Tennessee eliminated its “death tax” in 2016.  This is great news for Tennessee residents.  However, if you own property such as a vacation home in another state, you may owe “death taxes” in that estate when you die.  The following 18 states still impose a death tax:

Connecticut
Delaware
District of Columbia
Hawaii
Illinois
Iowa
Kentucky
Maine
Maryland
Massachusetts
Minnesota
Nebraska
New Jersey
New York
Oregon
Pennsylvania
Rhode Island
Vermont
Washington

If you own property in one of these states, proper planning may reduce or eliminate the potential death tax.  You can also avoid the need to probate your Will in that state by transferring your property to a revocable trust or a business entity such as an LLC.

I have received several inquiries about steps that can be taken to protect assets when your spouse or parent continues to drive when they should not be driving.

The obvious answer is to try to persuade the person to give up the car keys. It helps if you can offer a plan for providing transportation assistance. When the person refuses to stop driving, there are some steps that can be taken to protect assets.

I advised one woman to change the ownership of the car from joint ownership to her husband. If her husband has a wreck, this should decrease the chance that her assets will be endangered. Incidentally, you should also change the title for your child’s car when your child turns age 18.

Another couple decided to transfer their assets to two separate asset protection trusts, one for the husband and one for the wife. In addition to providing asset protection, these trusts will operate as a probate avoidance mechanism, similar to a revocable trust.

For years, my durable general power of attorney form has authorized the agent to transfer the principal’s assets to a revocable trust established by the agent for the principal’s benefit. I have now expanded this power to provide the agent with the ability to transfer assets to an asset protection trust established by the agent for the principal’s benefit.

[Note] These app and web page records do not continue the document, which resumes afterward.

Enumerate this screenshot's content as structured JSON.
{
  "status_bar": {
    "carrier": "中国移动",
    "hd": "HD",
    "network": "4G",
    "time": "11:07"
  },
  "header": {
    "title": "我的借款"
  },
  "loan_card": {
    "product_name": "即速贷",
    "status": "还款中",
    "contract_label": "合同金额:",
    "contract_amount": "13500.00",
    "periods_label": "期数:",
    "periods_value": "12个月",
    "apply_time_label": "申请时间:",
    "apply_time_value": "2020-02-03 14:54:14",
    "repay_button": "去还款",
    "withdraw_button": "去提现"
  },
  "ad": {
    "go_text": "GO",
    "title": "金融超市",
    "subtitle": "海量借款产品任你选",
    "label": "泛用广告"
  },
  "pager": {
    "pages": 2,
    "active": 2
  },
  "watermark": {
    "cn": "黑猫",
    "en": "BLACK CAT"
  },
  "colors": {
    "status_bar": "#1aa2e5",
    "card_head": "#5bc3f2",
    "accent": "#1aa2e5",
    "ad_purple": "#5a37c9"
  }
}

Incapacitated persons seldom attempt to drive. However, I know of situations in which persons with dementia have assaulted other persons. If assets have been transferred to an asset protection trust prior to the assault, the assets should be protected from any monetary judgment resulting from the assault.